As we ran up 1st Avenue, the blocks were ticking away and it was mentally difficult to see the street numbers - I was on 60th and knew I needed to go to 127th before I crossed into the Bronx. Then I would need to descend back down to 57th to enter the Central Park finish line and THEN go back up again. It felt like a long, long way. At this point, I had slowed considerably and neither my head nor my legs were really in the race anymore. My 1:40 first half now was impossible to match and I would be lucky to finish under 3:40.
It's funny that after doing two Ironmans that running an open marathon would be such a mental challenge, but it was. I was drained and fatigued and just ready for the race to be over. I'm not sure I have ever really checked out of a race like that, but I know for sure that it makes it so much harder to persevere once you stop caring. And when I reached Harlem, I am almost ashamed to admit that I did the unthinkable. I stopped. I sat down on the curb. And I just sat there.
It was the closest I have ever come to DNF'ing. Realizing eventually that it was ridiculous to DNF a race with less than 8k to go, I got up after a couple minutes and just started running again. During the time that I had sat on the curb, the group of runners had swelled and I knew that my little *time-out* had cost me. And at that point, it really bothered me. I resolved not to walk or stop again, apart from briefly at the next aid stations to get some fluid down.
Halfway down 5th Avenue, we turned into Central Park for the final section of the race. This was my favorite part and not just because I was almost done! It was like a breath of fresh air - the road through Central Park was undulating and full of shockingly beautiful trees with their multi-colored fall leaves. The rest of the race had been so urban, industrial and gritty..so very New York. The contrast of the park was a total relief, to be back in some semblance of nature. Aaaaaah.
I realized at the 25 mile mark that what seemed like one in every three runners was walking. It was nuts. I was so disappointed in myself and so determined to salvage a 3:40 that there was no damned way I was walking. Forget the legs. No. More. Walking.
The last mile into Central Park was amazing. People cheering, smiling, happy.
And then it was over. *Bliss*
Happy was short-lived until I realized I now had to hobble another damned mile to stand in line for dry clothes. I am not exaggerating. A frickin' mile. Normally my race report would stop at the finish line, but the crowded, ridiculous march to the baggage trucks deserves a mention. The bag trucks were lined up in REVERSE numerical order, thus the runners having started at the front with low bib numbers had to walk FOREVER to get their bags. Then, once you finally arrived at the baggage trucks, they were so ridiculously disorganized that there were line-ups for 45 minutes to an hour. Bad, bad, bad way to end what was otherwise a decently organized event.
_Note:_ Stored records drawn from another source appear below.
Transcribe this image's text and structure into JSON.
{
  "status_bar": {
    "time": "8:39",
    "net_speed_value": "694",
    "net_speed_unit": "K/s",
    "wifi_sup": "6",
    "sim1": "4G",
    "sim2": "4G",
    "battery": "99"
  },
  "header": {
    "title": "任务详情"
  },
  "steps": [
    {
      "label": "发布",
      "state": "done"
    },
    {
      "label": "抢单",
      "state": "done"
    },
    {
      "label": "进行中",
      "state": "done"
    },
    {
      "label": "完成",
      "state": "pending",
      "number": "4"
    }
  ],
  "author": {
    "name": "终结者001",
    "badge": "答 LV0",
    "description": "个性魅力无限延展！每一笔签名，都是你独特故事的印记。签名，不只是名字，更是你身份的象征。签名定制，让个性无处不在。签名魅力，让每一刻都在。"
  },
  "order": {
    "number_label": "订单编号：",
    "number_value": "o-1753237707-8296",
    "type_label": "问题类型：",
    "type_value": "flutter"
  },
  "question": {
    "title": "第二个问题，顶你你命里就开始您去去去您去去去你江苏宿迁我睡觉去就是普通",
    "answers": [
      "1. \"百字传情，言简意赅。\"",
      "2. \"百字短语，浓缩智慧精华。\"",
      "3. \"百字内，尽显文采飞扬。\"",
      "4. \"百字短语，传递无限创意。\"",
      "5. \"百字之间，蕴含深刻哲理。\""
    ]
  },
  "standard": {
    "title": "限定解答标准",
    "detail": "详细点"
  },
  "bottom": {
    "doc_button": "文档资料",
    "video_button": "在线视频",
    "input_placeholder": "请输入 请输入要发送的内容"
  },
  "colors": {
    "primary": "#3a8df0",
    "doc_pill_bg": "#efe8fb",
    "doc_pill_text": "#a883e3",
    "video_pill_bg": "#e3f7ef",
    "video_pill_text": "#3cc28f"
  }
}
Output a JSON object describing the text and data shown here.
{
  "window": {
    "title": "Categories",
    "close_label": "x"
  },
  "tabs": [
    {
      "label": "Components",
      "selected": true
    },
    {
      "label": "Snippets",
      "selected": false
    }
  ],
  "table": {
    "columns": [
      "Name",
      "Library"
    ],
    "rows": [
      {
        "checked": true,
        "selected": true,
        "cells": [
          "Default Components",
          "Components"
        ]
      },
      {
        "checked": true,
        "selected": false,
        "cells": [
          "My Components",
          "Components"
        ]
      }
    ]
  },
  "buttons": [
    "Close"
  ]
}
The synopsis? It is a race worth running once in a lifetime, and I had a pretty good half all things considered. However, a marathon is not won until 26.2 miles have been traveled. Finish time was a yucky 3:36:36...not pretty, but I got what I deserved by letting the devil in my head trick me into thinking that I should quit.
And now? The off-season. Yay!!!!!